  • Lying / spreading rumours
  • Cyberbullying – using electronic devices to perpetuate or augment the above behaviours


Now let’s look at some statistics.

  • Over 23% of people in the UK feel they’ve been a victim of bullying in the workplace *
  • A further 25% of workers feel they have been a victim of passive bullying by being deliberately left out *
  • Over 25% of employees feel their employers ‘turn a blind eye’ to workplace bullying **
  • 22% of people who reported bullying to the HR team felt it was not dealt with
  • Only 11% of people said the situation improved after reporting bullying

Far from being innocuous school-ground behaviour, the impact of bullying is far-reaching. Managers can expect a high turnover of staff, lower productivity, increased absences, and sick days. Victims can suffer lower self-esteem, increased stress, be at a higher risk for heart attack and Type 2 Diabetes, as well as potentially, in worst-case scenarios, suicide.


This is not a situation where workers should be expected to ‘put on their big girl/boy pants’ and get on with it, HR departments have a legal responsibility to take bullying seriously and deal with it quickly and effectively. Under the Health & Safety at Work Act 1974, all employers have a legal duty to ensure the health, safety and welfare of their employees, and protection from bullying falls into this category. Failure to comply can see employers facing tribunals from affected employees. There are well-documented and publicised cases where employees have successfully taken their employers to tribunals for bullying behaviours such as being left out of Pizza Friday . That particular instance cost the employer over £23,000. Then there is the reputational damage of being found guilty of not taking bullying seriously, as Yorkshire County Cricket Club is so publicly discovering.

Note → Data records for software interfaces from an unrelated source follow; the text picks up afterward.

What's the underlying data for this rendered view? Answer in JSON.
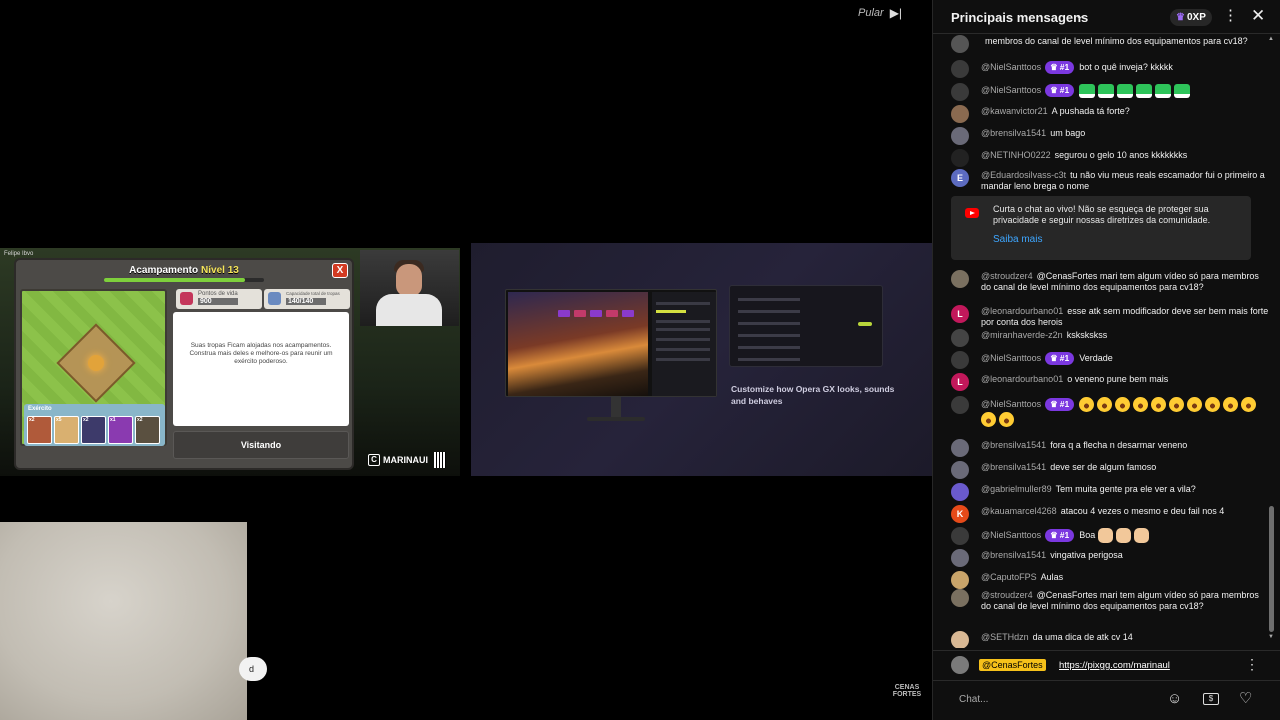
{
  "player": {
    "skip_label": "Pular",
    "skip_icon": "skip-next-icon",
    "game": {
      "streamer_label": "Felipe Ibvo",
      "modal_title": "Acampamento",
      "modal_level": "Nível 13",
      "close": "X",
      "stat_hp_label": "Pontos de vida",
      "stat_hp_value": "900",
      "stat_cap_label": "Capacidade total de tropas",
      "stat_cap_value": "140/140",
      "info_text": "Suas tropas Ficam alojadas nos acampamentos. Construa mais deles e melhore-os para reunir um exército poderoso.",
      "army_label": "Exército",
      "troops": [
        {
          "count": "x2",
          "color": "#b05a3a"
        },
        {
          "count": "x5",
          "color": "#d9b070"
        },
        {
          "count": "x2",
          "color": "#3d3a6a"
        },
        {
          "count": "x1",
          "color": "#8a3ab0"
        },
        {
          "count": "x2",
          "color": "#5a5040"
        }
      ],
      "visit_button": "Visitando",
      "brand": "MARINAUI"
    },
    "ad": {
      "caption": "Customize how Opera GX looks, sounds and behaves"
    },
    "overlay_pill": "d",
    "corner_logo": "CENAS FORTES"
  },
  "chat": {
    "title": "Principais mensagens",
    "xp_badge": "0XP",
    "notice": {
      "text": "Curta o chat ao vivo! Não se esqueça de proteger sua privacidade e seguir nossas diretrizes da comunidade.",
      "link": "Saiba mais"
    },
    "messages": [
      {
        "author": "",
        "text": "membros do canal de level mínimo dos equipamentos para cv18?",
        "avatar": "#555",
        "initial": ""
      },
      {
        "author": "@NielSanttoos",
        "badge": "#1",
        "text": "bot o quê inveja? kkkkk",
        "avatar": "#3a3a3a",
        "initial": ""
      },
      {
        "author": "@NielSanttoos",
        "badge": "#1",
        "text": "",
        "emotes": "frog",
        "emote_count": 6,
        "avatar": "#3a3a3a",
        "initial": ""
      },
      {
        "author": "@kawanvictor21",
        "text": "A pushada tá forte?",
        "avatar": "#8a6a50",
        "initial": ""
      },
      {
        "author": "@brensilva1541",
        "text": "um bago",
        "avatar": "#6a6a78",
        "initial": ""
      },
      {
        "author": "@NETINHO0222",
        "text": "segurou o gelo 10 anos kkkkkkks",
        "avatar": "#222",
        "initial": ""
      },
      {
        "author": "@Eduardosilvass-c3t",
        "text": "tu não viu meus reals escamador fui o primeiro a mandar leno brega o nome",
        "avatar": "#5c6bc0",
        "initial": "E"
      },
      {
        "author": "@stroudzer4",
        "text": "@CenasFortes mari tem algum vídeo só para membros do canal de level mínimo dos equipamentos para cv18?",
        "avatar": "#7a7060",
        "initial": ""
      },
      {
        "author": "@leonardourbano01",
        "text": "esse atk sem modificador deve ser bem mais forte por conta dos herois",
        "avatar": "#c2185b",
        "initial": "L"
      },
      {
        "author": "@miranhaverde-z2n",
        "text": "kskskskss",
        "avatar": "#444",
        "initial": ""
      },
      {
        "author": "@NielSanttoos",
        "badge": "#1",
        "text": "Verdade",
        "avatar": "#3a3a3a",
        "initial": ""
      },
      {
        "author": "@leonardourbano01",
        "text": "o veneno pune bem mais",
        "avatar": "#c2185b",
        "initial": "L"
      },
      {
        "author": "@NielSanttoos",
        "badge": "#1",
        "text": "",
        "emotes": "rofl",
        "emote_count": 12,
        "avatar": "#3a3a3a",
        "initial": ""
      },
      {
        "author": "@brensilva1541",
        "text": "fora q a flecha n desarmar veneno",
        "avatar": "#6a6a78",
        "initial": ""
      },
      {
        "author": "@brensilva1541",
        "text": "deve ser de algum famoso",
        "avatar": "#6a6a78",
        "initial": ""
      },
      {
        "author": "@gabrielmuller89",
        "text": "Tem muita gente pra ele ver a vila?",
        "avatar": "#6a5acd",
        "initial": ""
      },
      {
        "author": "@kauamarcel4268",
        "text": "atacou 4 vezes o mesmo e deu fail nos 4",
        "avatar": "#e64a19",
        "initial": "K"
      },
      {
        "author": "@NielSanttoos",
        "badge": "#1",
        "text": "Boa",
        "emotes": "clap",
        "emote_count": 3,
        "avatar": "#3a3a3a",
        "initial": ""
      },
      {
        "author": "@brensilva1541",
        "text": "vingativa perigosa",
        "avatar": "#6a6a78",
        "initial": ""
      },
      {
        "author": "@CaputoFPS",
        "text": "Aulas",
        "avatar": "#c9a46a",
        "initial": ""
      },
      {
        "author": "@stroudzer4",
        "text": "@CenasFortes mari tem algum vídeo só para membros do canal de level mínimo dos equipamentos para cv18?",
        "avatar": "#7a7060",
        "initial": ""
      },
      {
        "author": "@SETHdzn",
        "text": "da uma dica de atk cv 14",
        "avatar": "#d8b894",
        "initial": ""
      }
    ],
    "pinned": {
      "tag": "@CenasFortes",
      "url": "https://pixgg.com/marinaul"
    },
    "input_placeholder": "Chat..."
  }
}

As an HR professional responsible for the welfare of staff, how do you root out bullying? Due to the subtle nature of bullying, it can be tricky to spot the signs unless the victim or a watchful bystander intervenes and reports the matter to you. There are tell-tale signs to look out for:

  • A change in a staff member’s behaviour, where they become quieter and withdrawn or start ‘acting out’
  • Someone consistently leaving the room or backing away from another member of the team
  • Increased number of sick days
  • Decrease in productivity or a lower standard of work
  • Erratic behaviour such as taking longer lunch breaks, bursting into tears, or yelling at other team members


If you’re having an issue with bullying in the workplace and need professional HR support, we’re here to help. I am Jason Perry , founder and Managing Director of ASL Recruitment, a Chartered Fellow of the Chartered Institute of Personnel and Development and an HR Specialist. I have advised and assisted many companies with their HR challenges over my 25 years in the employment sector. Also, on-board is Kimberly Bradshaw , an HR Specialist with over 30 years of HR experience and an MSc in Organisational Behaviour.


Why not join our weekly online HR Forum ? It’s a free session open to business owners and HR Managers looking to get advice, share experiences and ideas and receive some help with challenges. The HR Forum takes place on a Wednesday at 2 pm and once per month, we have a representative from Moore Barlow LLP to specifically answer questions you may have relating to Employment Law. In addition, every Thursday at 10 am, Kimberly and I host a 10-minute YouTube session live, HR in 10 , giving you a rundown of the important things that have happened in HR that week. You can find details of all our upcoming events here .


ASL Recruitment was established in 1999 and has been serving Hastings and the surrounding area ever since placing temporary and permanent roles across a variety of sectors including Industrial and Manufacturing, Legal, Finance, Marketing, Technology and Office Support, from junior up to board level. Our co-founder and Managing Director, Jason Perry is an HR specialist and a Chartered Fellow of the Chartered Institute of Personnel and Development. For further information on our recruitment or consultancy services, email  [email protected] or call us on 01424 452999.


Further information on bullying can be found on the CIPD website .


  • * Kew Law, Employment Law Specialists
  • ** Chartered Institute of Personnel & Development